PATERNUS, TARRUNTE'NUS, a jurist, is probably the same person who was praefectus praetorio under Commodus (Lamprid. Commod. 4 ; Dion Cass. Ixxii. 5), and was put to death by the emperor on a charge of treason. He was the au thor of a work in four books, entitled De Re Mili- tari or Militariuin^ from which there are two excerpts in the Digest. He is also mentioned by Vegetius (De Re Militari, i. 8), who calls him. " Diligentissimus assertor juris militaris." Paternus is cited by Macer (Dig. 49. tit. 16. s. 7), who wrote under Alexander Severus. [G. L.]

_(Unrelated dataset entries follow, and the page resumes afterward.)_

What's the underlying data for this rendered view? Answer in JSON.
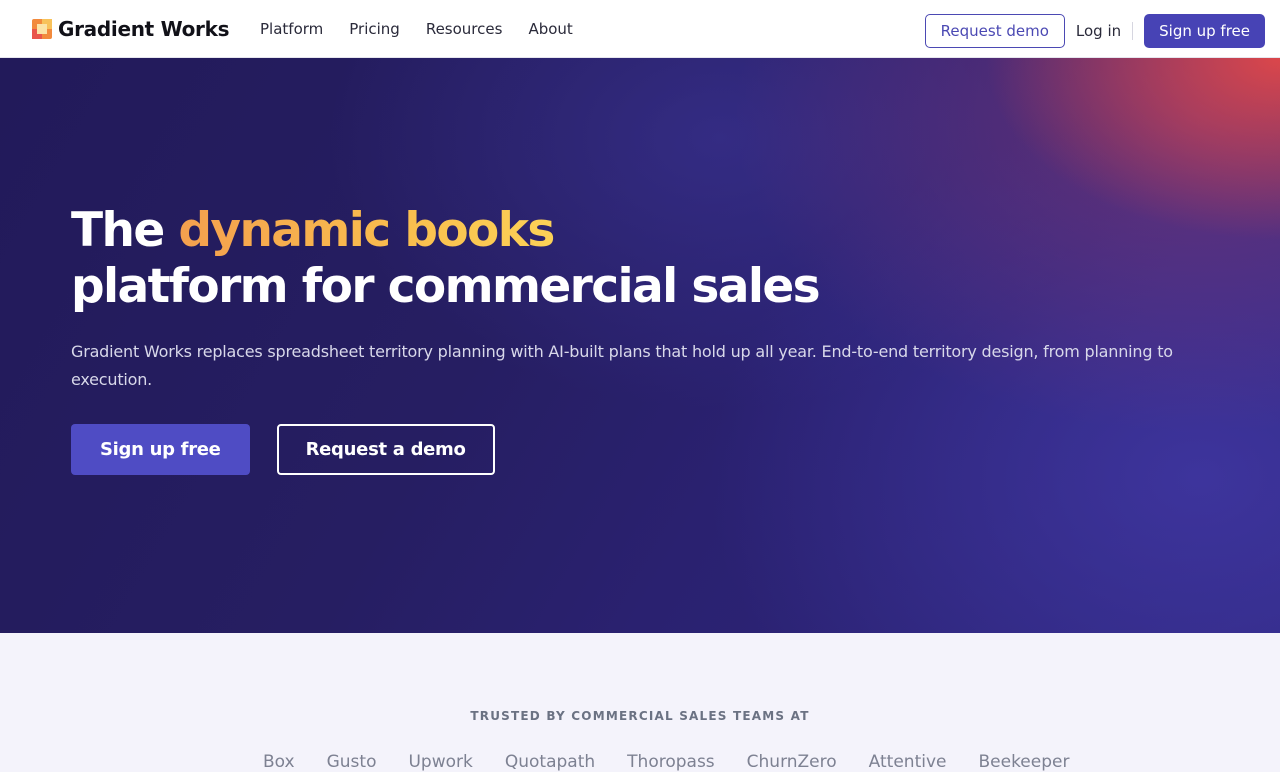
{
  "brand": {
    "name": "Gradient Works",
    "colors": {
      "accent": "#4743b5",
      "hero_dark": "#241c5e",
      "hero_red": "#e24848",
      "highlight_start": "#f4a04e",
      "highlight_end": "#fcd257"
    }
  },
  "nav": {
    "links": [
      "Platform",
      "Pricing",
      "Resources",
      "About"
    ],
    "request_demo": "Request demo",
    "login": "Log in",
    "signup": "Sign up free"
  },
  "hero": {
    "headline_prefix": "The ",
    "headline_highlight": "dynamic books",
    "headline_line2": "platform for commercial sales",
    "subtitle": "Gradient Works replaces spreadsheet territory planning with AI-built plans that hold up all year. End-to-end territory design, from planning to execution.",
    "primary_cta": "Sign up free",
    "secondary_cta": "Request a demo"
  },
  "trusted": {
    "label": "TRUSTED BY COMMERCIAL SALES TEAMS AT",
    "logos": [
      "Box",
      "Gusto",
      "Upwork",
      "Quotapath",
      "Thoropass",
      "ChurnZero",
      "Attentive",
      "Beekeeper"
    ]
  }
}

PATISCUS, is first mentioned during Cicero's government of Cilicia (b. c. 51—50), where he exerted himself in procuring panthers for the shows of the aediles at Rome (Cic. ad Fam. ii. 11, viii. 9, 3). His name next occurs as one of those persons who joined the murderers of Caesar after the assassination, wishing to share in the glory of the deed ; and in the following year, b. c. 43, he served as proquaestor in Asia in the republican army. (Appian, B. C. ii. 119 ; Cic. ad Fam. xii. 13, 15.)
Q. PATI'SIUS, was sent by Cn. Domitius Cal-vinus into Cilicia in b. c. 48, in order to fetch auxiliary troops (Hirt. B. Alex. 34). It is not impossible that he may be the same person as the Patiscus mentioned above.